Extracted material START

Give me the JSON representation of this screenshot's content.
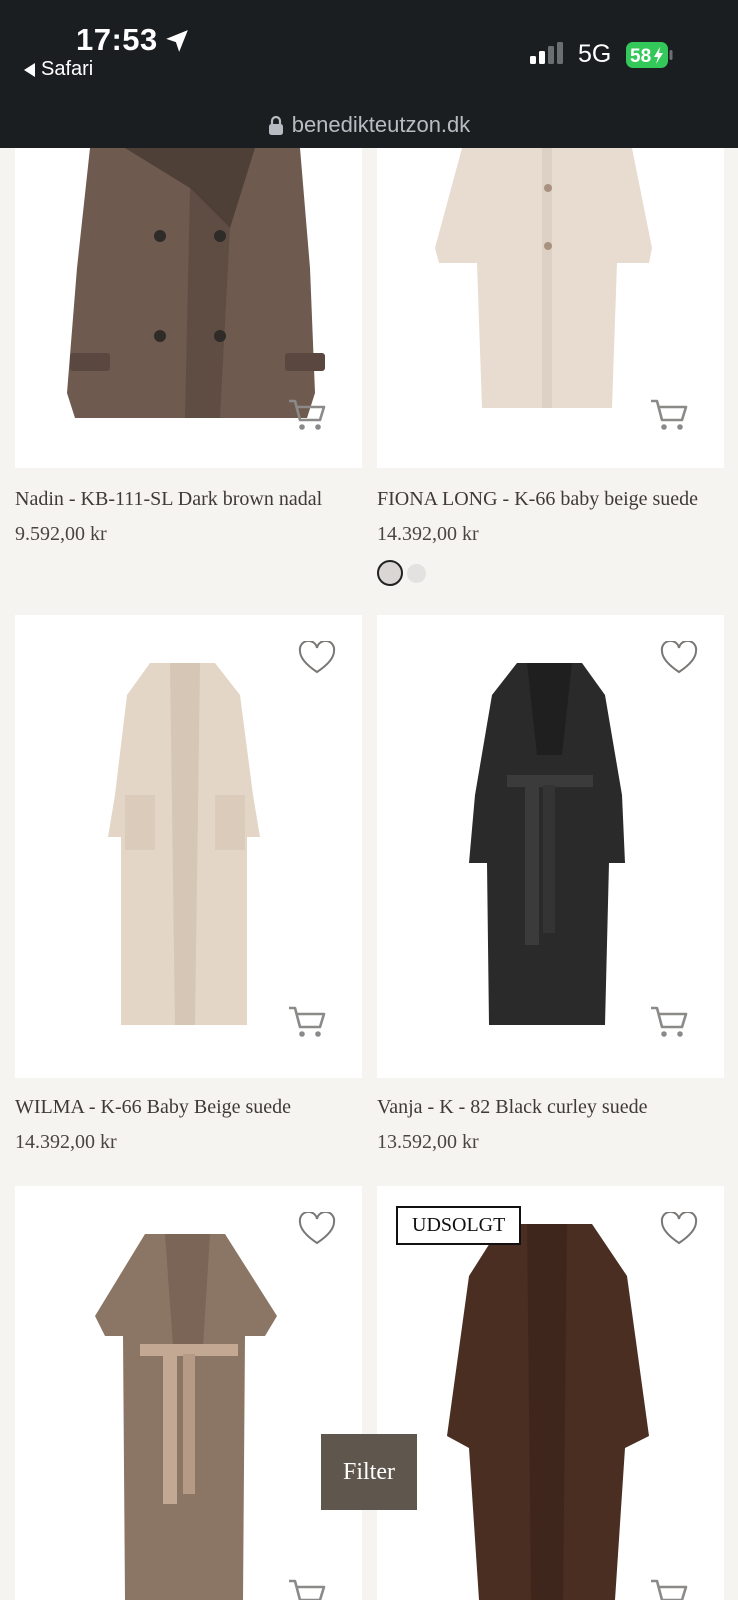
{
  "status_bar": {
    "time": "17:53",
    "back_app": "Safari",
    "network": "5G",
    "battery": "58"
  },
  "browser": {
    "url": "benedikteutzon.dk"
  },
  "products": [
    {
      "title": "Nadin - KB-111-SL Dark brown nadal",
      "price": "9.592,00 kr"
    },
    {
      "title": "FIONA LONG - K-66 baby beige suede",
      "price": "14.392,00 kr"
    },
    {
      "title": "WILMA - K-66 Baby Beige suede",
      "price": "14.392,00 kr"
    },
    {
      "title": "Vanja - K - 82 Black curley suede",
      "price": "13.592,00 kr"
    }
  ],
  "badge": "UDSOLGT",
  "filter_label": "Filter",
  "colors": {
    "statusbar": "#1b1e21",
    "filter": "#5f574d",
    "battery": "#34c759"
  }
}
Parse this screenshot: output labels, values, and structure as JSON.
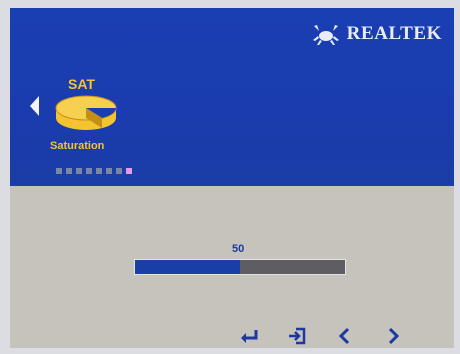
{
  "brand": {
    "name": "REALTEK",
    "logo_icon": "crab-logo-icon"
  },
  "menu": {
    "current_item": {
      "short_label": "SAT",
      "caption": "Saturation",
      "icon": "saturation-icon"
    },
    "nav_left_icon": "triangle-left-icon",
    "page_indicator": {
      "total": 8,
      "active_index": 7
    }
  },
  "slider": {
    "value_text": "50",
    "value": 50,
    "max": 100
  },
  "controls": [
    {
      "name": "enter-icon",
      "label": ""
    },
    {
      "name": "exit-icon",
      "label": ""
    },
    {
      "name": "previous-icon",
      "label": ""
    },
    {
      "name": "next-icon",
      "label": ""
    }
  ],
  "colors": {
    "panel_blue": "#1a3fb2",
    "accent_yellow": "#f4c330",
    "bar_fill": "#1a3ea8",
    "bar_track": "#5d5d62",
    "control_blue": "#1b3aa1"
  }
}
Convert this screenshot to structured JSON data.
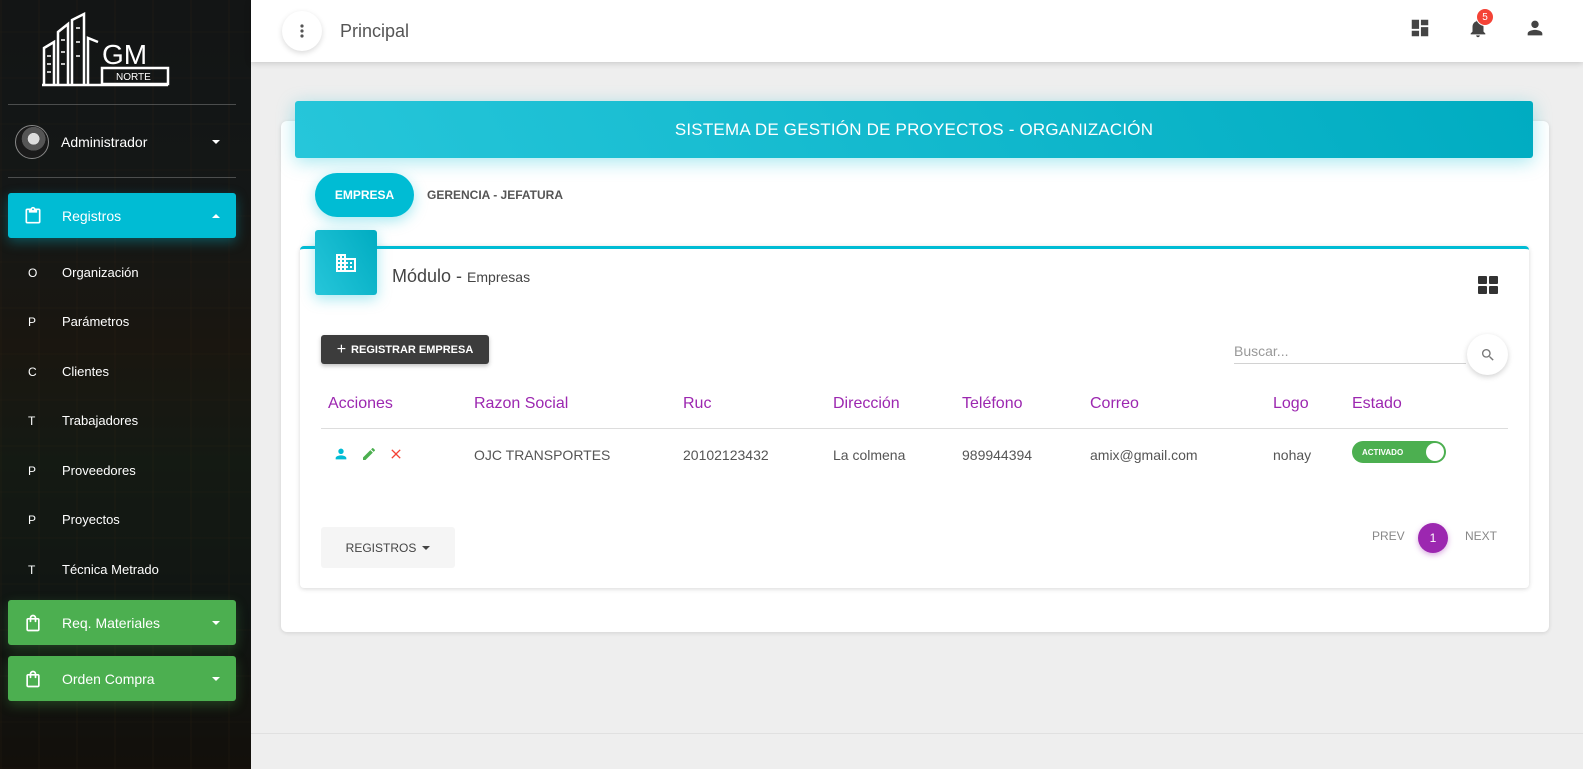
{
  "sidebar": {
    "logo_text": "GM",
    "logo_subtext": "NORTE",
    "user_name": "Administrador",
    "nav": [
      {
        "label": "Registros",
        "icon": "clipboard-icon",
        "color": "#00bcd4",
        "expanded": true
      },
      {
        "label": "Req. Materiales",
        "icon": "shopping-bag-icon",
        "color": "#4caf50",
        "expanded": false
      },
      {
        "label": "Orden Compra",
        "icon": "shopping-bag-icon",
        "color": "#4caf50",
        "expanded": false
      }
    ],
    "sub_items": [
      {
        "mini": "O",
        "label": "Organización"
      },
      {
        "mini": "P",
        "label": "Parámetros"
      },
      {
        "mini": "C",
        "label": "Clientes"
      },
      {
        "mini": "T",
        "label": "Trabajadores"
      },
      {
        "mini": "P",
        "label": "Proveedores"
      },
      {
        "mini": "P",
        "label": "Proyectos"
      },
      {
        "mini": "T",
        "label": "Técnica Metrado"
      }
    ]
  },
  "topbar": {
    "title": "Principal",
    "notifications_count": "5",
    "icons": [
      "dashboard-icon",
      "bell-icon",
      "person-icon"
    ]
  },
  "main": {
    "header_title": "SISTEMA DE GESTIÓN DE PROYECTOS - ORGANIZACIÓN",
    "tabs": [
      {
        "label": "EMPRESA",
        "active": true
      },
      {
        "label": "GERENCIA - JEFATURA",
        "active": false
      }
    ],
    "module_title": "Módulo",
    "module_sep": " - ",
    "module_subtitle": "Empresas",
    "register_button": "REGISTRAR EMPRESA",
    "search_placeholder": "Buscar...",
    "table": {
      "headers": [
        "Acciones",
        "Razon Social",
        "Ruc",
        "Dirección",
        "Teléfono",
        "Correo",
        "Logo",
        "Estado"
      ],
      "rows": [
        {
          "razon_social": "OJC TRANSPORTES",
          "ruc": "20102123432",
          "direccion": "La colmena",
          "telefono": "989944394",
          "correo": "amix@gmail.com",
          "logo": "nohay",
          "estado": "ACTIVADO",
          "estado_on": true
        }
      ]
    },
    "page_size_button": "REGISTROS",
    "pagination": {
      "prev": "PREV",
      "current": "1",
      "next": "NEXT"
    },
    "colors": {
      "accent": "#00bcd4",
      "purple": "#9c27b0",
      "green": "#4caf50",
      "danger": "#f44336"
    }
  }
}
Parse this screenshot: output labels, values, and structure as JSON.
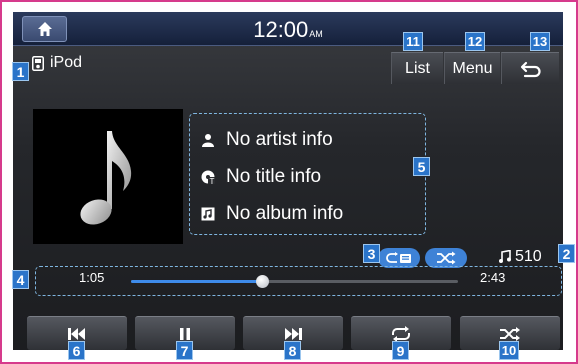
{
  "status_bar": {
    "time": "12:00",
    "ampm": "AM",
    "home_icon": "home-icon"
  },
  "source": {
    "label": "iPod",
    "icon": "ipod-icon"
  },
  "header_buttons": {
    "list_label": "List",
    "menu_label": "Menu",
    "back_icon": "back-arrow-icon"
  },
  "track_info": {
    "artist": "No artist info",
    "title": "No title info",
    "album": "No album info"
  },
  "modes": {
    "repeat_icon": "repeat-category-icon",
    "shuffle_icon": "shuffle-icon"
  },
  "track_count": "510",
  "progress": {
    "elapsed": "1:05",
    "total": "2:43",
    "fraction": 0.4
  },
  "controls": [
    {
      "icon": "previous-icon"
    },
    {
      "icon": "pause-icon"
    },
    {
      "icon": "next-icon"
    },
    {
      "icon": "repeat-icon"
    },
    {
      "icon": "shuffle-icon"
    }
  ],
  "annotations": [
    "1",
    "2",
    "3",
    "4",
    "5",
    "6",
    "7",
    "8",
    "9",
    "10",
    "11",
    "12",
    "13"
  ],
  "colors": {
    "frame_border": "#d63a8c",
    "badge": "#2a74c9",
    "accent": "#3e8bea",
    "text": "#ffffff"
  }
}
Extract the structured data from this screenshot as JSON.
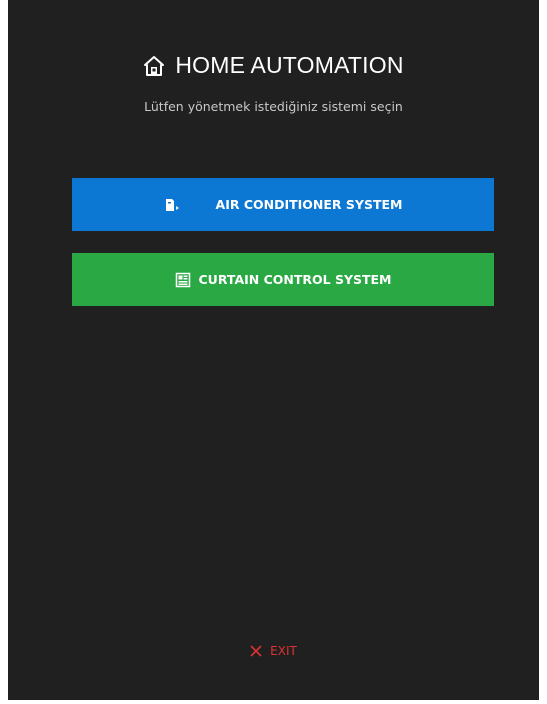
{
  "header": {
    "title": "HOME AUTOMATION",
    "subtitle": "Lütfen yönetmek istediğiniz sistemi seçin",
    "icon": "home-icon"
  },
  "buttons": [
    {
      "label": "AIR CONDITIONER SYSTEM",
      "icon": "air-conditioner-icon",
      "color": "#0d78d4"
    },
    {
      "label": "CURTAIN CONTROL SYSTEM",
      "icon": "curtain-icon",
      "color": "#2aa843"
    }
  ],
  "footer": {
    "exit_label": "EXIT",
    "exit_icon": "close-icon",
    "exit_color": "#e03131"
  },
  "colors": {
    "background": "#202020",
    "text": "#ffffff",
    "subtitle": "#c8c8c8"
  }
}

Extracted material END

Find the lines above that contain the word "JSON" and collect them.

**Worked solution:**
Give me the JSON representation of this screenshot's content.
Parse this screenshot: output labels, values, and structure as JSON.
Convert this screenshot to structured JSON data.
Parse this screenshot: output labels, values, and structure as JSON.
Extract the structured data from this screenshot as JSON.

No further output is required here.